The emirate moved up two positions from last year's report to 15th overall out of 149 countries. It was ranked No 1 out of 18 countries in the Middle East and North Africa.
Qatar top in GCC and 15th place overall on Global Peace Index
Qatar was ranked the most peaceful country in the GCC in the fourth edition of the Global Peace Index. The emirate moved up two positions from last year's report to 15th overall out of 149 countries. It was ranked No 1 out of 18 countries in the Middle East and North Africa. Oman was second in the region and 23rd overall. Kuwait (39th), the UAE (44th), Bahrain (70th) and Saudi Arabia (107th) rounded out the rankings of GCC countries.
The index, published on Tuesday by the Institute for Economics and Peace, an international think tank based in Australia, monitors domestic and international conflicts, safety and security, and militarisation in calculating its rankings. It also tracks indicators such as the likelihood for violent protests and crime statistics, including a country's homicide rate. The research team included academics from New Zealand, Sweden, the United Kingdom, Belgium, Australia, Spain and Japan.
The report attributed Qatar's ranking to the country's public safety and security, and because "its military is smaller, less active and less sophisticated than that of its neighbouring countries". Overall, the world is a less peaceful place than a year ago with the rise in conflict and instability being attributed to the global economic downturn in late 2008 and early 2009, according to the report.
The least peaceful country on the index for the fourth year in a row is Iraq, followed by Somalia, Afghanistan, Sudan, Pakistan and Israel. For the second straight year, New Zealand is the most peaceful country in the world while Iceland, Japan, Austria, Norway and Ireland round out the top six. Of the nations that have permanent seats on the UN Security Council, the UK (31st) holds the highest ranking, one place higher than France (32nd). China is 80th while the United States is 85th and Russia was last of the council's veto-wielding members at 143rd.
Haiti (114) and Hungary (20) made the biggest improvement from least year's index with each jumping seven places. Drops in violent demonstrations and the homicide rate, respectively, were factors for the countries' improvements, the report said. Ethiopia moved up six spots to 127 because of "a sharp drop in the number of Ethiopian fatalities resulting from external conflict was a key contributor to the country's improved score and ranking position", according to the report. Mauritania also improved six places while Lebanon moved up three rankings from 137 last year to 134.
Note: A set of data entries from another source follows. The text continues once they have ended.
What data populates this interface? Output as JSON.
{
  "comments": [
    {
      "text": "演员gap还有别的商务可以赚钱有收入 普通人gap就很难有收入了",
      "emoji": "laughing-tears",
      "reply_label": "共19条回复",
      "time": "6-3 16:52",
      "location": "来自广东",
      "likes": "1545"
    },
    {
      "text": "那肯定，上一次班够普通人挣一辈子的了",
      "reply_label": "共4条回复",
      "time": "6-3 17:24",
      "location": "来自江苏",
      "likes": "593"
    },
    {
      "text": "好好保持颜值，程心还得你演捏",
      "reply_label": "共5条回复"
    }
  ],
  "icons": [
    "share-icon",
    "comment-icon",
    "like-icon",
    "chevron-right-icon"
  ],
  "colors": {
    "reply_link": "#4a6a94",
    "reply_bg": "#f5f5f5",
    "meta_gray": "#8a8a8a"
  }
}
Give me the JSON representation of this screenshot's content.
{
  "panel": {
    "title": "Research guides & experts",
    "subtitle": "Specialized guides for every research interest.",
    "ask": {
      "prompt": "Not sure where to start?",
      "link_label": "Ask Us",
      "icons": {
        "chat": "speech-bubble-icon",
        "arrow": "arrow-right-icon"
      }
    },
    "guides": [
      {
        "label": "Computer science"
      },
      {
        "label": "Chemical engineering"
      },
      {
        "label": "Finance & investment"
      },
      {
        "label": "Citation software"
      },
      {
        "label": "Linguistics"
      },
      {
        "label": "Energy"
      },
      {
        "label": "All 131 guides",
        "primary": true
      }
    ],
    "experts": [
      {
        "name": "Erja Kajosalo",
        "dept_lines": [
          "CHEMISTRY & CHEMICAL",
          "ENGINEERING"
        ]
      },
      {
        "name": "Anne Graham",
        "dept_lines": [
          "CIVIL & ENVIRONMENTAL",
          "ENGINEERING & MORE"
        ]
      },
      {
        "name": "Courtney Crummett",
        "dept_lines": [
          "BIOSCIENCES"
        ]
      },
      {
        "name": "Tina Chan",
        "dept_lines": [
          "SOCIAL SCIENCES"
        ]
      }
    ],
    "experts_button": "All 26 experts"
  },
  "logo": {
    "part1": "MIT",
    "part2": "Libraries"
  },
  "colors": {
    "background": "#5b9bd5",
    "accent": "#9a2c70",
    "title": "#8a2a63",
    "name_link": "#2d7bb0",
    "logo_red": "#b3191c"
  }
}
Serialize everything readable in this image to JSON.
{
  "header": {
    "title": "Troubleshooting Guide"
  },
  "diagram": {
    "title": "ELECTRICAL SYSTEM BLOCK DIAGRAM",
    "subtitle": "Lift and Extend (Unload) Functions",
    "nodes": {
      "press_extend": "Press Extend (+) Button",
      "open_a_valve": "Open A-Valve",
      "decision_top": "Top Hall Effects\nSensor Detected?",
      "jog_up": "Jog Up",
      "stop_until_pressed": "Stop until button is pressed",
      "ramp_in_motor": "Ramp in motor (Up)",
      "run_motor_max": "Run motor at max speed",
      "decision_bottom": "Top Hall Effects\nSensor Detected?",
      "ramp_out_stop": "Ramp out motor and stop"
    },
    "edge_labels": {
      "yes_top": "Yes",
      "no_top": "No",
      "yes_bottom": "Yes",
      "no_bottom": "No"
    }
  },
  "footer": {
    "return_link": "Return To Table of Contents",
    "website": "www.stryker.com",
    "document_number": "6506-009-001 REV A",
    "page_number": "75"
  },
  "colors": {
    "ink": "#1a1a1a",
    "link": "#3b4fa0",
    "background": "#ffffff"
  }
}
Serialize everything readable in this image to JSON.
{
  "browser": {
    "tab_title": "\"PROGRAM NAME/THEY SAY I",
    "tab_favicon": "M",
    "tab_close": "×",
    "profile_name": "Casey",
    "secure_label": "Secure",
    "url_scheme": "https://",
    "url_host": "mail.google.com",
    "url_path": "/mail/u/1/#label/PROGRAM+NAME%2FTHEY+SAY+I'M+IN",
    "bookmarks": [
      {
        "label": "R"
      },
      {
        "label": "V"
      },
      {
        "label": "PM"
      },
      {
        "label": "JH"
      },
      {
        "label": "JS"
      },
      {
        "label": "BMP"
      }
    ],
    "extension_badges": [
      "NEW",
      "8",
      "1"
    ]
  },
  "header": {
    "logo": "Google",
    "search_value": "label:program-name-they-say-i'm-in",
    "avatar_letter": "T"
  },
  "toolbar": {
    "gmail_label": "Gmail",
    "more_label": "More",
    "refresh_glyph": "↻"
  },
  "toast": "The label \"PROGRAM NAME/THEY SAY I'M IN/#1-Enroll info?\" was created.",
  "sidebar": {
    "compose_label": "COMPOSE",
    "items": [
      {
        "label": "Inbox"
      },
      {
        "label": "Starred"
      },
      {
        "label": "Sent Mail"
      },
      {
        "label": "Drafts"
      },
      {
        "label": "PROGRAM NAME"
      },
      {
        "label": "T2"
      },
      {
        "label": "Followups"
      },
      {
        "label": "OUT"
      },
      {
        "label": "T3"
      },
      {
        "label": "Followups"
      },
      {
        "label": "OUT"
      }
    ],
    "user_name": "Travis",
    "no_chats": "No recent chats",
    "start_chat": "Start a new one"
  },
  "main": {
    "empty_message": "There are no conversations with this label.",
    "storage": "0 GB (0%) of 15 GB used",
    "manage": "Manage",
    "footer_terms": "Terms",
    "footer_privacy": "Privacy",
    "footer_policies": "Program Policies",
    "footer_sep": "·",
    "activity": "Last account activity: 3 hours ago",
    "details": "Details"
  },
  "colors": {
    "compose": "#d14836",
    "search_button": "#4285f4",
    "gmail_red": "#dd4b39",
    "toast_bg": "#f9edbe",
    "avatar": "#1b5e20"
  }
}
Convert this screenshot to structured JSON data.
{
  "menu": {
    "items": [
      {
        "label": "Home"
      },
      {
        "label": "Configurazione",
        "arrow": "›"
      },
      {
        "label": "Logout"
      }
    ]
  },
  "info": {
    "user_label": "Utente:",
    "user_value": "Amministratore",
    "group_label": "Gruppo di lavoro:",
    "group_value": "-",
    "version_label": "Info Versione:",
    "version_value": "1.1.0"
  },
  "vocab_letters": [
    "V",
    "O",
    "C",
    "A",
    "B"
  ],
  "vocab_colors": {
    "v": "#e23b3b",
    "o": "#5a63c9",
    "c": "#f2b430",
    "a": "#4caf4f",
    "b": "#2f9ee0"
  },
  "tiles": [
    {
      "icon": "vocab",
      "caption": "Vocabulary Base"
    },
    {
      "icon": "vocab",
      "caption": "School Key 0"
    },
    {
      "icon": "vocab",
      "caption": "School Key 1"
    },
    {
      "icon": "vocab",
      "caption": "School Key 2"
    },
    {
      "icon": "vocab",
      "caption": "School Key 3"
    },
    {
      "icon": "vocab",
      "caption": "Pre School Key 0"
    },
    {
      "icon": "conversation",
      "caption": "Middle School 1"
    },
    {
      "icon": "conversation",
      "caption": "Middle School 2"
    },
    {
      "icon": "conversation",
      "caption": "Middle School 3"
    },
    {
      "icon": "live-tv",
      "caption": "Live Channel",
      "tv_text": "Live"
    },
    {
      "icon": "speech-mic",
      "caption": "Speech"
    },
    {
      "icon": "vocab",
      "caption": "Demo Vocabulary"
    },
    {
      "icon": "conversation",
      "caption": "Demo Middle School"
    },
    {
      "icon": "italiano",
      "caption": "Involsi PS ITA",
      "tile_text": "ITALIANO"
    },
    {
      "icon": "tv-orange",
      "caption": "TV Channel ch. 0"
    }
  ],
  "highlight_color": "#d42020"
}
Syria had the biggest decline in ranking, falling 18 spots to 115. The index attributed this sharp decline to an indicator that considers weaponry by "its destructive capacity, Syria emerges with one of the highest scores, with only Cyprus, Israel and Libya harbouring more heavy weapons per head". The Philippines also had a steep fall on the index. The island nation dropped 10 places to 130, reflecting a rise violence from the government's conflict with Abu Sayyaf, according to the report.